The basic productions are done through ESPN Regional, which sometimes is referred to as ESPN Plus and is based in Charlotte. Rather than national broadcasts, these games are sold through syndication, which is why you might see WVU play on a station in Clarksburg or Fox Sports-Pittsburgh, even though it is an ESPN production.
“Say we are playing Syracuse,” Parsons explained. “They’ll put that on in West Virginia and Syracuse and on whatever regional network is looking for programming.”
The pay for appearing on ESPN Regional broadcasts? Not much.
“You don’t get anything more than a token to the home team for ESPN Regional, just for the inconvenience,” said Parsons.
So where does the money come from?
It’s a complicated procedure, according to Parsons.
“In football, the eight athletic directors sit down and allocate an appearance fee. If you go to a BCS bowl, you’ll get this amount of money. It was $2.4 million this year for the Fiesta Bowl, and you have to take your expenses out of that,” Parsons explained.
“Then, if you appear in a national TV game during the season, you get a certain amount of money. WVU and Pitt last year each got $135,000 for that game,” Parsons continued.
The Big East does not get revenue from all national games.
“We’re playing at Colorado this year,” Parsons said. “The Big East does not get any money for that. It’s the same with Auburn coming here. The SEC doesn’t get any money from that.”
At the end of the year, the Big East takes all the TV money it has earned — pays for bowl appearances and regular-season TV games — and the rest is split among the eight schools.
Basketball is not much different, although the Big East has 16 schools splitting the pot, including Notre Dame.
“If you are on ESPN or CBS, you get an appearance fee,” Parsons said. “If you are on regional, you get nothing.”
With the NCAA Tournament, which is the ultimate windfall from TV for college basketball, revenues are complicated to figure but quite lucrative. West Virginia received a check $2,946,000 as its proceeds from all sports other than football and “easily 90 percent or more” of that amount is attributable to the WVU run to the Sweet 16 this year, according to WVU’s associate athletic director/finance Russ Sharp.
The money that comes from the NCAA Tournament is based on accumulated units over six years, accumulated by the conference.
The units are based on numbers of games played in the tournament by conference teams, meaning if the Big East sends six teams to the NCAA Tournament one year and they play 12 games, they get 12 units. If the conference plays 72 NCAA Tournament games over six years, that’s an average of 12 units a year and a check is sent to the conference based on that.
Sharp said that the Big East received a $16 million check and gave out a base distribution from that of $820,000 to its 16 teams. Schools also get a participation fee of $125,000 per game and have their expenses paid by the NCAA, although the true expenses often exceed the NCAA reimbursement.
WVU has also recently gotten back into the production business, MSN doing selected women’s basketball games on public television.
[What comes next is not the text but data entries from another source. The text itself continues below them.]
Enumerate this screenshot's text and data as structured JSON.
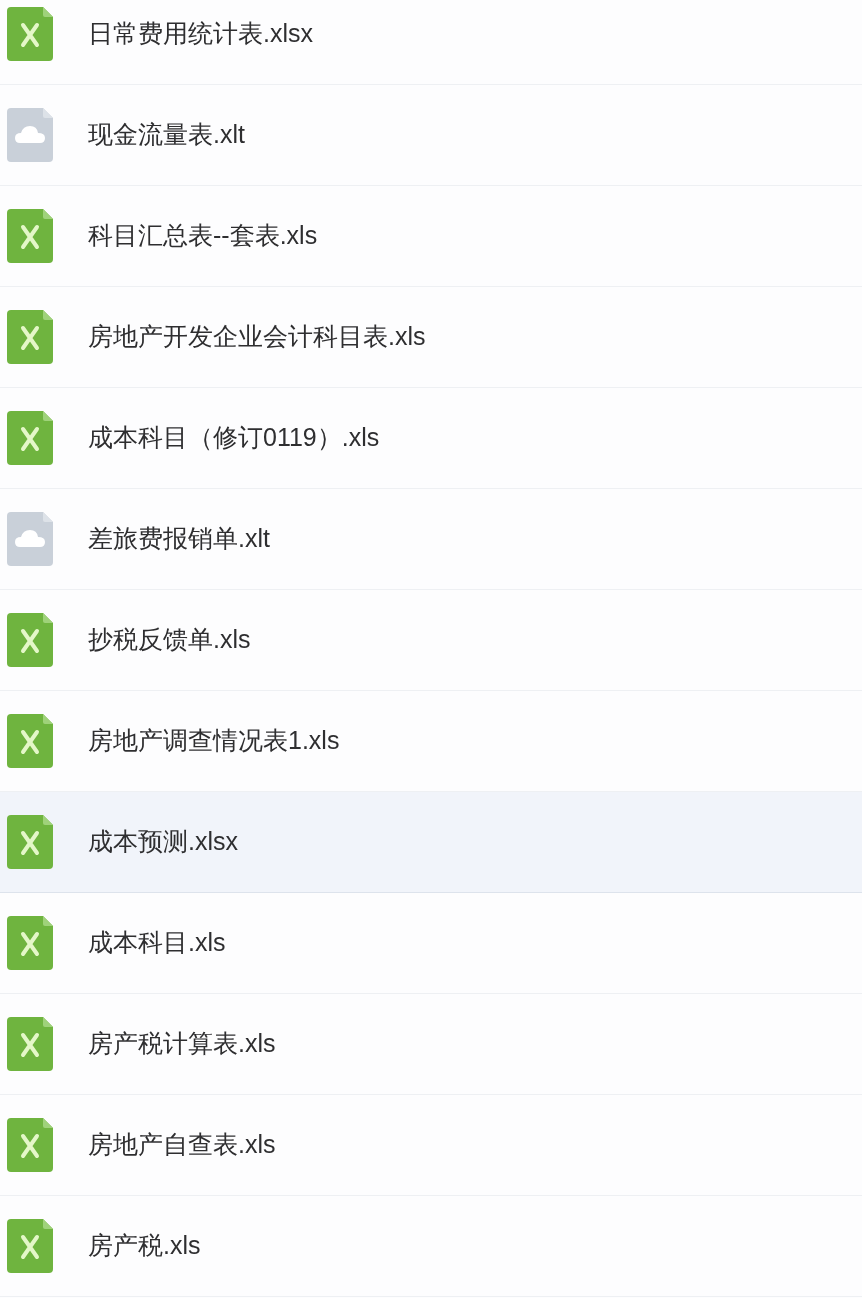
{
  "file_list": {
    "items": [
      {
        "name": "日常费用统计表.xlsx",
        "kind": "excel",
        "selected": false
      },
      {
        "name": "现金流量表.xlt",
        "kind": "cloud",
        "selected": false
      },
      {
        "name": "科目汇总表--套表.xls",
        "kind": "excel",
        "selected": false
      },
      {
        "name": "房地产开发企业会计科目表.xls",
        "kind": "excel",
        "selected": false
      },
      {
        "name": "成本科目（修订0119）.xls",
        "kind": "excel",
        "selected": false
      },
      {
        "name": "差旅费报销单.xlt",
        "kind": "cloud",
        "selected": false
      },
      {
        "name": "抄税反馈单.xls",
        "kind": "excel",
        "selected": false
      },
      {
        "name": "房地产调查情况表1.xls",
        "kind": "excel",
        "selected": false
      },
      {
        "name": "成本预测.xlsx",
        "kind": "excel",
        "selected": true
      },
      {
        "name": "成本科目.xls",
        "kind": "excel",
        "selected": false
      },
      {
        "name": "房产税计算表.xls",
        "kind": "excel",
        "selected": false
      },
      {
        "name": "房地产自查表.xls",
        "kind": "excel",
        "selected": false
      },
      {
        "name": "房产税.xls",
        "kind": "excel",
        "selected": false
      }
    ]
  }
}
While this doesn’t give the school much in the way of revenue, it does give the women’s program exposure that it needs if it is to grow.
MSN does produce a couple of feature shows, “Mountaineer Madness” in football and “Mountaineer Jammin’” in basketball.
“We found this shocking. On the football show, the ratings show 50 percent of the audience on that weekly show is female, and we love that,” Parsons said. “It allows us to build a whole other audience that is going to buy merchandise and come to games. Do you think in this day and age the female spouse doesn’t have a say in whether you come to a game or not?”
MSN also has replaced its late-night replay of games not shown live on TV with a show called “Mountaineer Replay,” which is just like the old Notre Dame replays done in the days of Lindsay Nelson.
“To be honest, it doesn’t have great viewership, but it’s a hard-core football fans opportunity to watch the game in one hour,” Parsons said. “And it has great recruiting exposure for us. When we are just getting regional exposure, parents can pick it up or watch it off satellite.
“It’s not a big profit type thing. It’s more exposure and for the hard-core fans.”
E-mail Bob Hertzel at firstname.lastname@example.org.